For years, the big knock on the iPad is that Windows desktop software plays poorly on the touch-based tablet, if it plays at all. The market is littered with failed attempts, namely OnLive's train wreck, as well as a plethora of watered-down versions of Microsoft Office for the iPad.
Now Parallels thinks it has found the answer in a new iPad app called Access, which it unveiled today. Parallels says it spent two years in stealth mode developing a touch-gesture interface that maps to the mouse and keyboard—one that closely resembles the native iPad experience.
Here's how it works: Users launch the Access app over their Wi-Fi or 4G-connected iPad, which, in turn, remotely accesses their Mac or Windows computer running a Parallels desktop agent. Through Access, iPad users can use their full-blown desktop software that's "applified" by the touch-gesture interface.
"The app is unique in that it customizes and optimizes—or 'applifies,' a term Parallels coined—all of your desktop applications by enabling native tap and swipe-type gestures that will be an innovative intuitive experience for iPad users," says Laura DiDio, principal at Information Technology Intelligence Consulting. "It's going to disrupt the market, not the user."
Here's a video of Access in action:
I got a sneak preview of Access earlier this month and was impressed with its speed over 4G, although moving around graphics in Microsoft Office seemed a bit slow and buggy. Not too surprising for a beta version. Then there's the screen-size problem: Some desktop apps require too much screen real estate to ever really work well on a tablet, regardless of Access' magnifying glass feature.
Parallels had hoped to get Access out sooner but faced delays after Apple's developer website was hacked in mid-July and stayed down for a month.
Access is available on the App Store for a free trial run before an annual subscription at $79.99 for each computer being accessed kicks in. After you download the app to the iPad, download a Mac or Windows agent to your computer. The free trial lasts 14 days for the Mac.

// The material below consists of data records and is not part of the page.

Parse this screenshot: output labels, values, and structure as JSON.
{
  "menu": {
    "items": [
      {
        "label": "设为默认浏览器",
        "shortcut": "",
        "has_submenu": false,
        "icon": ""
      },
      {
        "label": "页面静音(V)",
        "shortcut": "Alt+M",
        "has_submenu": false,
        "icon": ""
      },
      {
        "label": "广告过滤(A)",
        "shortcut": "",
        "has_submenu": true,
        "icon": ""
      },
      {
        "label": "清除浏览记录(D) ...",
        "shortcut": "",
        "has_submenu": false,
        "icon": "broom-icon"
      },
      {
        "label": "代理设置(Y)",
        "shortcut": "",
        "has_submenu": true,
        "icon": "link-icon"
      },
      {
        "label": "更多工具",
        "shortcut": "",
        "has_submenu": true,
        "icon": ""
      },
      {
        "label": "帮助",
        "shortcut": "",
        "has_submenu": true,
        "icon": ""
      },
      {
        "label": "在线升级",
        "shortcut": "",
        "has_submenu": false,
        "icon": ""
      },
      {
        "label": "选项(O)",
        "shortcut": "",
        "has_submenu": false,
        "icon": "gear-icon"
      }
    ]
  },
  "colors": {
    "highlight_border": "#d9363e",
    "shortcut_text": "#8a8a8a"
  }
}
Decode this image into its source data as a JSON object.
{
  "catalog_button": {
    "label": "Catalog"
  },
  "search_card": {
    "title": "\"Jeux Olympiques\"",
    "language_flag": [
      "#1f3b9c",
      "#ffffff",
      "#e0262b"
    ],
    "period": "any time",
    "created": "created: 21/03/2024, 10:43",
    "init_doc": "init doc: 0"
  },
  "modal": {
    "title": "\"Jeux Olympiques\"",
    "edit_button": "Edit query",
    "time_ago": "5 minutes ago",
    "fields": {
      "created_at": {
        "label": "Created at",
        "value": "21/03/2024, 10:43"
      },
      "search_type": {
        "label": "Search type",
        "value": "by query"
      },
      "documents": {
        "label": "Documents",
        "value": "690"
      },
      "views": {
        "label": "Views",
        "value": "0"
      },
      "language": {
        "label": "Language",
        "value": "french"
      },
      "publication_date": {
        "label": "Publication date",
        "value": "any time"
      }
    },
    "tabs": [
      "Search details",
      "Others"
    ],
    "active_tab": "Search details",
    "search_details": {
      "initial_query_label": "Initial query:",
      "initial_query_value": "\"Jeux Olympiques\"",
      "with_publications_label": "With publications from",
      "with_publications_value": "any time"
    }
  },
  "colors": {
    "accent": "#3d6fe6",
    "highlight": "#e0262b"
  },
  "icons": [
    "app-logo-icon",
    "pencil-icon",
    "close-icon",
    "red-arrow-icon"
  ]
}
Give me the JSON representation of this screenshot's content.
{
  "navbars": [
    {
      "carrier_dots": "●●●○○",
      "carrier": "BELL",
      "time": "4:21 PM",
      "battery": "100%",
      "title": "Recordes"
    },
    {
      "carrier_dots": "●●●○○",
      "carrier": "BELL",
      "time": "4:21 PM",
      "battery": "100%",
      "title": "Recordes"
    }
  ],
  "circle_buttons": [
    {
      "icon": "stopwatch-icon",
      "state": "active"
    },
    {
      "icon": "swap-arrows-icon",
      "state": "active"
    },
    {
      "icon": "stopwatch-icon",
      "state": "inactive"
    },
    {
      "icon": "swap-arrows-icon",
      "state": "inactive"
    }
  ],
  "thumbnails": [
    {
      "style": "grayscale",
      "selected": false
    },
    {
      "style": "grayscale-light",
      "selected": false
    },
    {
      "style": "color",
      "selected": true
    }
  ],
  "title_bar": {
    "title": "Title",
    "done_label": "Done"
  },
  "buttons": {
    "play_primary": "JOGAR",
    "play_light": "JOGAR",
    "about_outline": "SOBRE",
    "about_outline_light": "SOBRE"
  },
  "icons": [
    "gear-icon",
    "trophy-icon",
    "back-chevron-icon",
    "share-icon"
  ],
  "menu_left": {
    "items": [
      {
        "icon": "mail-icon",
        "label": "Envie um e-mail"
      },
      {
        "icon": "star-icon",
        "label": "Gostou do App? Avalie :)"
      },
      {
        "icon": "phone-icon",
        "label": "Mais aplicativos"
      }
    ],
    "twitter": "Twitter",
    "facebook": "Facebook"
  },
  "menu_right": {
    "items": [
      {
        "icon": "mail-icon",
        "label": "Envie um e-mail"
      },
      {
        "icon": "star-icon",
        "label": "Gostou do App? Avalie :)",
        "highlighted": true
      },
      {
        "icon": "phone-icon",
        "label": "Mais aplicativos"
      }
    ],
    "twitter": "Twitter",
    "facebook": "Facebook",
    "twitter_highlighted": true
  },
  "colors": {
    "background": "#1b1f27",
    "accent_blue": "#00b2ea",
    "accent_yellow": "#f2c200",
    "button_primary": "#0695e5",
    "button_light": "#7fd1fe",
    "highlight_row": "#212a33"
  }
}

The free Windows trial, however, may last several weeks because the Windows agent is still in beta. Parallels says Windows is more of a challenge, because the Windows agent must be tested on many PC hardware configurations.
Tom Kaneshige covers Apple, BYOD and Consumerization of IT for CIO.com. Follow Tom on Twitter @kaneshige. Follow everything from CIO.com on Twitter @CIOonline, Facebook, Google + and LinkedIn. Email Tom at firstname.lastname@example.org